*EXERCISE OBJECTIVE:*
Where does the string "import" appear in the material? Copy each line that holds it.

►

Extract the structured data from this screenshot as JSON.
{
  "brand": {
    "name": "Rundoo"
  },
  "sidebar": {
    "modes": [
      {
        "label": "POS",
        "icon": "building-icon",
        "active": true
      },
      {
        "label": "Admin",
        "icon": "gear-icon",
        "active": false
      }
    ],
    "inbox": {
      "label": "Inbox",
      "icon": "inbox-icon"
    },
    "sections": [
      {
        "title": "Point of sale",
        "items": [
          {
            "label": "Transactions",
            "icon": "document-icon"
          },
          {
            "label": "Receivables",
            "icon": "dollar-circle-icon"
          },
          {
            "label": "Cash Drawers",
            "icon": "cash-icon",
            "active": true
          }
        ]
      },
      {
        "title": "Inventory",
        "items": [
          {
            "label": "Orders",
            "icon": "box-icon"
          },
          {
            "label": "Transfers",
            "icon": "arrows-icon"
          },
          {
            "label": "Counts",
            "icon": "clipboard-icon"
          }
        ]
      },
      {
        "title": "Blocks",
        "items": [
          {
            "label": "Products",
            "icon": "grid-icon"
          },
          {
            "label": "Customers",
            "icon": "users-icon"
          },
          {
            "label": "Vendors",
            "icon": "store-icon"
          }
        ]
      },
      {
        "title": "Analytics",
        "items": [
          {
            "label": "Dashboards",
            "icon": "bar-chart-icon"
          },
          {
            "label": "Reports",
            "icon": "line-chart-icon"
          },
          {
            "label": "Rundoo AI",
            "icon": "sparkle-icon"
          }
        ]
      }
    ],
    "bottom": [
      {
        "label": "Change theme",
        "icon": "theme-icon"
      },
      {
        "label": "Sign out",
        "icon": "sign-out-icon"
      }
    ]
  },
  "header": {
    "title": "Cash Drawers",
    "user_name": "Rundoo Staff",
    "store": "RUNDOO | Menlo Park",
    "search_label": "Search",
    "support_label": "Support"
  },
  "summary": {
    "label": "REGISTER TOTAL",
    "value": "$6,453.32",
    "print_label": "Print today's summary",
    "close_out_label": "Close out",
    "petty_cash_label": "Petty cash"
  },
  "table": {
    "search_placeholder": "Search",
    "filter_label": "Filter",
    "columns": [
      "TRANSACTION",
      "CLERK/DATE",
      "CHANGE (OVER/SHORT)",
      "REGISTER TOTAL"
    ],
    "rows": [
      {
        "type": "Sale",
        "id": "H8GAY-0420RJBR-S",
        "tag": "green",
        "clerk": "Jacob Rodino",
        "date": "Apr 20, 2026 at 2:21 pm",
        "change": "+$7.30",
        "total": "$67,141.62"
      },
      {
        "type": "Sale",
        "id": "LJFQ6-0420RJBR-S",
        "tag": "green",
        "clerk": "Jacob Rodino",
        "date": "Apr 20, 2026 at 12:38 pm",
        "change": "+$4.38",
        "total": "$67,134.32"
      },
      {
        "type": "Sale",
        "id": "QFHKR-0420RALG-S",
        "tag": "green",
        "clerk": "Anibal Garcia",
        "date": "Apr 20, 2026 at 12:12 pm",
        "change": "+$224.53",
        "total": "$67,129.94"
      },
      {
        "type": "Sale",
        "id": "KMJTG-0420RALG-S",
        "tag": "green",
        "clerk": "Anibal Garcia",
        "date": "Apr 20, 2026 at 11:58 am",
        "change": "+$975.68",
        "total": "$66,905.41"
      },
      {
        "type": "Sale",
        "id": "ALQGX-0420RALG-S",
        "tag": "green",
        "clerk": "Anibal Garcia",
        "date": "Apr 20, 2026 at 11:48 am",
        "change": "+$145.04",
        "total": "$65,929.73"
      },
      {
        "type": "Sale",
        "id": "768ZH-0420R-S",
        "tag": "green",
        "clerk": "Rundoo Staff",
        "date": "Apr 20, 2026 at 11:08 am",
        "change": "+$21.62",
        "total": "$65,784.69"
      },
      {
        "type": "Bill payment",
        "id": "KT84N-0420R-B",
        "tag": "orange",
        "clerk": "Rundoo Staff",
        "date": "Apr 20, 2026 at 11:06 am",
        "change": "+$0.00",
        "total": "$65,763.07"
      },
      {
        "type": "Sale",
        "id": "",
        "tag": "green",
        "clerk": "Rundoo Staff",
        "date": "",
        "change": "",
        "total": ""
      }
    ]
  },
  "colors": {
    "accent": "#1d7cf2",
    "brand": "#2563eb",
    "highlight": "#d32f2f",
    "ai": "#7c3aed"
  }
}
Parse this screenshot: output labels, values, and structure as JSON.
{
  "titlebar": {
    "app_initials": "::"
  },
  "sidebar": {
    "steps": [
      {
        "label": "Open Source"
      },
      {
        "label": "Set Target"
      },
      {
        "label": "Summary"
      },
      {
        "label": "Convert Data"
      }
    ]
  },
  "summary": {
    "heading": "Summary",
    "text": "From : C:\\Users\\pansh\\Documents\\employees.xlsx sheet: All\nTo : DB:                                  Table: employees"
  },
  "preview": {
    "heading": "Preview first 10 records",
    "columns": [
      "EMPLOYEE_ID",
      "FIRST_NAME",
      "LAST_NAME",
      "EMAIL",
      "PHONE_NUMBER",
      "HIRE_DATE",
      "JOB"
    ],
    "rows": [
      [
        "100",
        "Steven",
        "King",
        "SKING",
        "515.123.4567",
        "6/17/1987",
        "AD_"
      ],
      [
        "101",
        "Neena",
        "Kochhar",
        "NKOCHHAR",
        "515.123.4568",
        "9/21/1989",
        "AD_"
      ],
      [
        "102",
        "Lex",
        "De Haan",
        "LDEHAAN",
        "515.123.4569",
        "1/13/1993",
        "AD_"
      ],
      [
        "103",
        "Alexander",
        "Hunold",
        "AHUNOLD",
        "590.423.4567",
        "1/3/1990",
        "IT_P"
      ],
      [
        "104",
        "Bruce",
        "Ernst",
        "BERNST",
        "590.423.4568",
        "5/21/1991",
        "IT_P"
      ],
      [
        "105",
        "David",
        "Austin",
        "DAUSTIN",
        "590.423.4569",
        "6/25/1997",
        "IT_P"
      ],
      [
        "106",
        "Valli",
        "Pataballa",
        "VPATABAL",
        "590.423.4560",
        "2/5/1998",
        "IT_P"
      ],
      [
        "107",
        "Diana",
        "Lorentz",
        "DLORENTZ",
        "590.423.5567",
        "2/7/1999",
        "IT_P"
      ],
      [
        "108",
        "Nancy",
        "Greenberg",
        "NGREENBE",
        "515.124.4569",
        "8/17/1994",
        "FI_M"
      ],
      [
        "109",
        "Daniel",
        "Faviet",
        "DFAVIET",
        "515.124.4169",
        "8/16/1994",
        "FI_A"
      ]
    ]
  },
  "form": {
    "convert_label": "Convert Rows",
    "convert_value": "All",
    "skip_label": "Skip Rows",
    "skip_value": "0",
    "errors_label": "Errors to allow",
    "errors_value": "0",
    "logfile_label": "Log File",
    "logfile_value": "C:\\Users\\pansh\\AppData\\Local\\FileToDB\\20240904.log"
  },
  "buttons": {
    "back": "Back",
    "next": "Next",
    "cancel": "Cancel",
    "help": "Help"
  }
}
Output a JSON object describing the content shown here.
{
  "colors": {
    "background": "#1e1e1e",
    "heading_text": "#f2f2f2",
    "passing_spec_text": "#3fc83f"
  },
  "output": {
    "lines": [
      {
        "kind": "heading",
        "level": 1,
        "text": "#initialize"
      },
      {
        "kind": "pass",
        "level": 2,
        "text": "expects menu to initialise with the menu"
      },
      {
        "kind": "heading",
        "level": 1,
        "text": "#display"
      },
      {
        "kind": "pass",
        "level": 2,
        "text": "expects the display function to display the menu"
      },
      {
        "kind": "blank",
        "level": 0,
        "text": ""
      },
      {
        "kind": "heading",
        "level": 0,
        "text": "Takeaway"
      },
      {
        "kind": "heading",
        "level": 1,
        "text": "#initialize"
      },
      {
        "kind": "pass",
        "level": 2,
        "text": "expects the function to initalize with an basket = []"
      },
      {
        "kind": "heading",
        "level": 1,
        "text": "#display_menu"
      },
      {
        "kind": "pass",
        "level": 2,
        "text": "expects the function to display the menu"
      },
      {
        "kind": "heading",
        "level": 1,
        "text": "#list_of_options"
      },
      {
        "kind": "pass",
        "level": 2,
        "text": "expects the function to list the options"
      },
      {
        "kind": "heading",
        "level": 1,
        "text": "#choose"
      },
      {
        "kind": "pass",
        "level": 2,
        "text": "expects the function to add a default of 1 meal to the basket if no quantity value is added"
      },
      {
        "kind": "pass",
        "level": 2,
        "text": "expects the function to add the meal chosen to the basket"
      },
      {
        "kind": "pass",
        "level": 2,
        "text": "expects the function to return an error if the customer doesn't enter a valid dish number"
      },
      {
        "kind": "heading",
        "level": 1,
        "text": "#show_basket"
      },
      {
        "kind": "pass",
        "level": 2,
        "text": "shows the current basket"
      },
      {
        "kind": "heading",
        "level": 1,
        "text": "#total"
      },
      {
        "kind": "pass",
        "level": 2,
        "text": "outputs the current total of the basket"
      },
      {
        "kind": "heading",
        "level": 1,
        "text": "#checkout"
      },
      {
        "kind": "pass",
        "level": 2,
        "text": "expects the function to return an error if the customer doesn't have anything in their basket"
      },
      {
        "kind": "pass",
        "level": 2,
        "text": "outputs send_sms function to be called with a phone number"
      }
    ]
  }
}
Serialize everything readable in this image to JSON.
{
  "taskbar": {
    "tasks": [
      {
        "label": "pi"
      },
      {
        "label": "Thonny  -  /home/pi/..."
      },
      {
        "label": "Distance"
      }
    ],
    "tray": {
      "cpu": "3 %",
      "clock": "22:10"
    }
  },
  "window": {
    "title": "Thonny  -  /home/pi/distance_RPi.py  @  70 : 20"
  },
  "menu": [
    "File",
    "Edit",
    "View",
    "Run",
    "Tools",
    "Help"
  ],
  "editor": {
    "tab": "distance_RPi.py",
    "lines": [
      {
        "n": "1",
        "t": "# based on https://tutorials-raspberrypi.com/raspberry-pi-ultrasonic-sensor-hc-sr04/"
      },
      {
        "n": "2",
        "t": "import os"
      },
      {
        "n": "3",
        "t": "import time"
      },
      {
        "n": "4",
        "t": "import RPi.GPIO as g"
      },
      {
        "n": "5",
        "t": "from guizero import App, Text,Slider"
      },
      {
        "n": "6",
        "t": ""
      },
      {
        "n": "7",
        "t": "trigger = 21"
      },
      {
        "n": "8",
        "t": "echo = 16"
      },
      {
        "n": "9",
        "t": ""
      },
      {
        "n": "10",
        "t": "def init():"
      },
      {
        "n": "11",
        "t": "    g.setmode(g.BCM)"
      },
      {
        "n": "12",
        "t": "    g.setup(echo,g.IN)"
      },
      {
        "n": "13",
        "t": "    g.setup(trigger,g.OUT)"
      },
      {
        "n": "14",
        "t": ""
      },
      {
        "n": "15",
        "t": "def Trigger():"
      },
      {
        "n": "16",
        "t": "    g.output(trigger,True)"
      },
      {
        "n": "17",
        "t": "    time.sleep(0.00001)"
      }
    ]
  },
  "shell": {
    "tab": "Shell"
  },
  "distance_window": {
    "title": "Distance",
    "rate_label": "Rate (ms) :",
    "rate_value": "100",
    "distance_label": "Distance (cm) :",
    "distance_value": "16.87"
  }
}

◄

*RESPONSE TO THE TASK:*
        "t": "import os"
        "t": "import time"
        "t": "import RPi.GPIO as g"
        "t": "from guizero import App, Text,Slider"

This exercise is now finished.